UNCF/Merck Grants Awarded To Address Minority STEM UnderrepresentationJuly 17, 2012 |
The UNCF/MERCK Science Initiative (UMSI) announced on Monday that it is awarding 37 scholarships and fellowships to African-American students in biological science and engineering disciplines.
Since 1995, the United Negro College Fund (UNCF) and Merck, one of the largest pharmaceutical companies in the world, have partnered to award scholarships and fellowships to 627 undergraduate, graduate, and postdoctoral students, as a means to address a national problem of the underrepresentation of African-Americans in STEM (Science, Technology, Engineering, and Math).

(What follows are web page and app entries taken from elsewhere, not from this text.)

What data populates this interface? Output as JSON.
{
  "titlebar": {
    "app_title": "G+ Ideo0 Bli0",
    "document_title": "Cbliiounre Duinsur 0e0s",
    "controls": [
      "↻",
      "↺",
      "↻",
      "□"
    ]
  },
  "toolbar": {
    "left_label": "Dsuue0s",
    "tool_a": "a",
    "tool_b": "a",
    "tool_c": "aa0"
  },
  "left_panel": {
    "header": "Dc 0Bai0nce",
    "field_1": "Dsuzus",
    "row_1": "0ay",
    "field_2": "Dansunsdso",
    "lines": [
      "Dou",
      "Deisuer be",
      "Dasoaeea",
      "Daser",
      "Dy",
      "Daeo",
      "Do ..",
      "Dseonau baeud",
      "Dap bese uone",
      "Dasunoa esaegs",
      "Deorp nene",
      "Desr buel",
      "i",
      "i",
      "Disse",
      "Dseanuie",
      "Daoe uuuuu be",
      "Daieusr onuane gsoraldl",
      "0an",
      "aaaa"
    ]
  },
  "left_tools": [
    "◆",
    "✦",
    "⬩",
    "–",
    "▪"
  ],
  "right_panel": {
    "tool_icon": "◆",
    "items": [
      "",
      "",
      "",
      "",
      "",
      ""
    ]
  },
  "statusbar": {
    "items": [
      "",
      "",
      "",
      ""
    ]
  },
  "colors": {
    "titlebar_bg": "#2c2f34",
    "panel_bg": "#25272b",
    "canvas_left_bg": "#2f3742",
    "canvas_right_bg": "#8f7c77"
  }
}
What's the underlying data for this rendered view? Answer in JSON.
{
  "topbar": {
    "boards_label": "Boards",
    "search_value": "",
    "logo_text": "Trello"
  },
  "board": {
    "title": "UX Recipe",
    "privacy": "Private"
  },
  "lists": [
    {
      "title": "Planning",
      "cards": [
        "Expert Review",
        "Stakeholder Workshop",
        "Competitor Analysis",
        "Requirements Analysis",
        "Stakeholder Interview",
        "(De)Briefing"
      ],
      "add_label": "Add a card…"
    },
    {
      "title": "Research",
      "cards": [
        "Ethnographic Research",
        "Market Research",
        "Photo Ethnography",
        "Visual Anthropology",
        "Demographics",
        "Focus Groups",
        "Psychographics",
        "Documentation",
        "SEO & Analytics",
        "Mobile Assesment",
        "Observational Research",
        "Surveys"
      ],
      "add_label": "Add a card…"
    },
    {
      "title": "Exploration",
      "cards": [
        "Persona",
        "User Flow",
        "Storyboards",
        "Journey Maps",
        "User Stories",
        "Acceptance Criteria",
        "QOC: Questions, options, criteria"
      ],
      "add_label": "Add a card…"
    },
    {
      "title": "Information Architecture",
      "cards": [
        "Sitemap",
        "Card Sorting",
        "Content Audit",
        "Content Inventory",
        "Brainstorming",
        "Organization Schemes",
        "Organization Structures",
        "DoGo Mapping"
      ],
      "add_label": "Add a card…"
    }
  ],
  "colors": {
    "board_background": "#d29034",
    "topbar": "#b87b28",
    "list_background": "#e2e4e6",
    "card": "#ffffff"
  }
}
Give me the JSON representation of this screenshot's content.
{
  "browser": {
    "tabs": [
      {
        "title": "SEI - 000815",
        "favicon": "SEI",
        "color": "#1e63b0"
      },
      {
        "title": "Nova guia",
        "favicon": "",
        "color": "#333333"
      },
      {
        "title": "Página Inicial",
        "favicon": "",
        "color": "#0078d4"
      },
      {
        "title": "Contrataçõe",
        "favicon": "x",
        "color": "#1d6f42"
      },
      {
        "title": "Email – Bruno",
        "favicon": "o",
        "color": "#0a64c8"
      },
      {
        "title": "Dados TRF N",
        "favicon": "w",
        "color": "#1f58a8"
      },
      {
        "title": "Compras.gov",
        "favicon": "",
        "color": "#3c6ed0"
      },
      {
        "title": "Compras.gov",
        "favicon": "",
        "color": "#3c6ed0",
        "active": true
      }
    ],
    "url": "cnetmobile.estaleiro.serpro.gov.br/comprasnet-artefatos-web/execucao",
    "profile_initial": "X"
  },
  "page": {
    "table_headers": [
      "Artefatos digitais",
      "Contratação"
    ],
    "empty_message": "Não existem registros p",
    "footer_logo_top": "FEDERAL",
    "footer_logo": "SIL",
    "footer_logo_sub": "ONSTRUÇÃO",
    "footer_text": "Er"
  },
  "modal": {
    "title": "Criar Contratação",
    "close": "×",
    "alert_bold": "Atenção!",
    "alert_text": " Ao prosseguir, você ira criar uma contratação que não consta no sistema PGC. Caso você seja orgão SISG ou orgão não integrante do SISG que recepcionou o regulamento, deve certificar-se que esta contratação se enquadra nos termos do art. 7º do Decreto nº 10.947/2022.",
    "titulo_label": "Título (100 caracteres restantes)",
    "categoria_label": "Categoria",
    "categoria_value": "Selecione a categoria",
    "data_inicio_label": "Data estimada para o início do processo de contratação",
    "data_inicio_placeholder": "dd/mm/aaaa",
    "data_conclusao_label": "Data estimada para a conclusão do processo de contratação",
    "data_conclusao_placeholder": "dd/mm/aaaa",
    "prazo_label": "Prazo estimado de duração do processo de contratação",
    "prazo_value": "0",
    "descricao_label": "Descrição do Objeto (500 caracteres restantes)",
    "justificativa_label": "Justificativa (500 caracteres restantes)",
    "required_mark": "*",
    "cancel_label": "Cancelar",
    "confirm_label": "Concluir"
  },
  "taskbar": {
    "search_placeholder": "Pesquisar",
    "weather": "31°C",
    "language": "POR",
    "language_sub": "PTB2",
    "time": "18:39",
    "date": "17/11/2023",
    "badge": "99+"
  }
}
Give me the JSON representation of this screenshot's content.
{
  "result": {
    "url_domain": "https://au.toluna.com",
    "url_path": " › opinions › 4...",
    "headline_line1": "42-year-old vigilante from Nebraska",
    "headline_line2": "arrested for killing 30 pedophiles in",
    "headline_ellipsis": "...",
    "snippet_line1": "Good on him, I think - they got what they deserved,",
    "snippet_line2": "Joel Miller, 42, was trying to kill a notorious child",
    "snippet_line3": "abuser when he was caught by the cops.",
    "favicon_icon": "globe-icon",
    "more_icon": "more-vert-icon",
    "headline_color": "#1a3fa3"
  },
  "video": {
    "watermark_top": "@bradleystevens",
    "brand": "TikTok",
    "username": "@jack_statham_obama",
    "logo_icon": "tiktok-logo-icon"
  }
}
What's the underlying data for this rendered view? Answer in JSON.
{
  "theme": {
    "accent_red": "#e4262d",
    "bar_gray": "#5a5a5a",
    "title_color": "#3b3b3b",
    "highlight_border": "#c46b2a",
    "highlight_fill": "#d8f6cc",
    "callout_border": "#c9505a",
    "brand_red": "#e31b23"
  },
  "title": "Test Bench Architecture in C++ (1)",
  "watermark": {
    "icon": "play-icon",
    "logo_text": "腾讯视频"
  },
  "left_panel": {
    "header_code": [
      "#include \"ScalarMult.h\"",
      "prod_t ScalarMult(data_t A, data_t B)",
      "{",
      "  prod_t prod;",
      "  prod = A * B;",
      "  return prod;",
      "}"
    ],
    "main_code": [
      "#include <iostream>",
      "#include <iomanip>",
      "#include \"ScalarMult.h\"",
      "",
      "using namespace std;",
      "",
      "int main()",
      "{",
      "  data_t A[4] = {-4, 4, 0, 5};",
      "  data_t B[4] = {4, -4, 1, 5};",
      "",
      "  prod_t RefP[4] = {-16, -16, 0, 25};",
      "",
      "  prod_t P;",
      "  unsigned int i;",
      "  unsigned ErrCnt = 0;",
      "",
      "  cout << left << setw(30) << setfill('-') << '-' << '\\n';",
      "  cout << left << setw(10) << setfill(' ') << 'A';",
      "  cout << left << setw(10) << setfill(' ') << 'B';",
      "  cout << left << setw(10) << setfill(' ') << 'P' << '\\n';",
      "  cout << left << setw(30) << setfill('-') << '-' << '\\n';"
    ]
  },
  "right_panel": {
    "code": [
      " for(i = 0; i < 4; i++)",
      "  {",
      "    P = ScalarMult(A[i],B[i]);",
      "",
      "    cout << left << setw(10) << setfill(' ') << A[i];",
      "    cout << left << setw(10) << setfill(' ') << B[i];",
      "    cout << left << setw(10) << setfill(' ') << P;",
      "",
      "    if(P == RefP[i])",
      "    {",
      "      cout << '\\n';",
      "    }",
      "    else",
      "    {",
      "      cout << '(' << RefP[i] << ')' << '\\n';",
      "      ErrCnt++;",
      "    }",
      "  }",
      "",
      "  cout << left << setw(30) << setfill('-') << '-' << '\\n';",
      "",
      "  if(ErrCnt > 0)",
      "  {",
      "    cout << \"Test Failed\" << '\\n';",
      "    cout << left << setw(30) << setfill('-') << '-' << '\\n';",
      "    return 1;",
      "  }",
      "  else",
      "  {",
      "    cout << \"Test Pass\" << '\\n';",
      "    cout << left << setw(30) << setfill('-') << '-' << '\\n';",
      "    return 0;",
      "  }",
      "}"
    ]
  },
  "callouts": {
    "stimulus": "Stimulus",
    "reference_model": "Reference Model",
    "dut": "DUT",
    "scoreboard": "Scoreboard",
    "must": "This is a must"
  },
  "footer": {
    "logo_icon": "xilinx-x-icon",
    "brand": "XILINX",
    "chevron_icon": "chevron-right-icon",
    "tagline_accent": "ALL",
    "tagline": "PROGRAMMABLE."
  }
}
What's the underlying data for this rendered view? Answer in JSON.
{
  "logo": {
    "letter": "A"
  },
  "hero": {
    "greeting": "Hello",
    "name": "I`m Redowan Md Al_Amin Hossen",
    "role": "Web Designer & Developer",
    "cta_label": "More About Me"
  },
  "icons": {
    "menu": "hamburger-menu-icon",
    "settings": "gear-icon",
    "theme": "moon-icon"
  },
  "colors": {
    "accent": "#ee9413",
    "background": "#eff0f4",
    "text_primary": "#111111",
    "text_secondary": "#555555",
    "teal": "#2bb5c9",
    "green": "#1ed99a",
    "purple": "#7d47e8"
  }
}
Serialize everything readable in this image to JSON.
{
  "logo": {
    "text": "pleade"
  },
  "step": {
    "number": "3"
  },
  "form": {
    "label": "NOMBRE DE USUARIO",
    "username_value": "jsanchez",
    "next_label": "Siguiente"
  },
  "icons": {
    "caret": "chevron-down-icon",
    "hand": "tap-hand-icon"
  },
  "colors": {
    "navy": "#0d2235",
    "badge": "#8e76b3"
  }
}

According to the National Science Board’s report “Science and Engineering Indicators 2012,” U.S. undergraduates are pursuing degrees in the STEM disciplines at a significantly lower rate than in other countries. Only 16 percent of U.S. undergraduates graduate with a natural science and engineering degree, compared to 24 percent in the EU and 44 percent in China.
Dr. Karl Reid, UNCF senior vice president of Academic Programs and Strategic Initiatives, described the STEM gap as “a huge problem.” Citing Georgetown University’s Center on Education and the Workforce STEM report, he explained that around 80 percent of the U.S. economy is driven by technology innovation, while STEM workers hold just 4.4 percent of jobs in the U.S. economy.
“We need an educated workforce to have a full effect and to continue to lead the global economy,” Reid said.
Compounding this problem is that, of those graduating with a degree in a STEM major, only about half are working in STEM after college, and even fewer are working in STEM after 10 years.
Dr. Tshaka Cunningham, UNCF Merck Fellow alumni, explained that training in STEM disciplines teaches students to become problem solvers. As a result, a vast number of jobs, not necessarily in the STEM fields, are available to graduates. In many cases, these non-STEM jobs offer a higher salary. However, he explained that UMSI works to address this by having awards at the graduate and post-doctorate level, the levels at which many tend to leave the field.
Reid added that the mission of the initiative is “to provide African-American students and scholars with financial resources, research and academic experiences that support their training and development.” Although the monetary grants given to these students are significant, the impact of the initiative goes beyond their research.
The initiative has created “a community unlike any other in the world. It’s a source for me and many others of relationships with our peers. It continues to embolden us and encourage us to persist in our careers,” said Cunningham.
In fact, in 2007, more than 200 of the UMSI fellows established the Association of Underrepresented Minority Fellows (AUNF), which has built a network to sustain a pipeline of underrepresented minority biomedical scientists in the workforce. In addition, AUNF is interested in addressing larger policy issues regarding STEM, especially in K-12 education.
Reid emphasized that, to address the problems students face when pursuing STEM disciplines, it is critical for young people to be put on the right path early on. He explained that African-Americans are underrepresented in the STEM disciplines largely because of an education disparity. He said that “those who need the exposure [to STEM] and rigorous education the most, given the changing demographics, are not getting it.”
In addition, Reid advocated for programs that address three major needs as a student enters college: an attitudinal shift, a connectional shift, and a behavioral shift.
An attitudinal shift involves establishing support structures to empower students as the difficulty and rigor of math and science can be much more immersive and overwhelming than subjects that can be eased into, such as English or sociology, he said. The connectional shift refers to creating connections to find peer mentors and faculty mentors.
Finally, according to Reid, a behavioral shift involves a change in mindset regarding studying. Although many students can get away with limited studying in high school, college classes require much more effort and preparation. Reid explained that summer bridge programs can greatly facilitate these necessary shifts and that the AUMF is working hard to intervene as early as possible in a student’s life.
Reid explained that “the work USMI and AUMF do is comprehensive, but we need to do a whole lot more.”
“Fortunately,” he added, “we’re well positioned to do that because of the platform that this UNCF/Merck Science Initiative has created.”